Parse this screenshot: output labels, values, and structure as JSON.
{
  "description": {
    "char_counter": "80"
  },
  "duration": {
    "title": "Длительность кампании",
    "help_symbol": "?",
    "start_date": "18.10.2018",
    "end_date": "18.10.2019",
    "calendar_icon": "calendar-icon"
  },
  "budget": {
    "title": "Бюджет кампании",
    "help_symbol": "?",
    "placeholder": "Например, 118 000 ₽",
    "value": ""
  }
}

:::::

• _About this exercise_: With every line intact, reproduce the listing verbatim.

• _Problem solution_:
Parse this screenshot: output labels, values, and structure as JSON.
{
  "description": {
    "char_counter": "80"
  },
  "duration": {
    "title": "Длительность кампании",
    "help_symbol": "?",
    "start_date": "18.10.2018",
    "end_date": "18.10.2019",
    "calendar_icon": "calendar-icon"
  },
  "budget": {
    "title": "Бюджет кампании",
    "help_symbol": "?",
    "placeholder": "Например, 118 000 ₽",
    "value": ""
  }
}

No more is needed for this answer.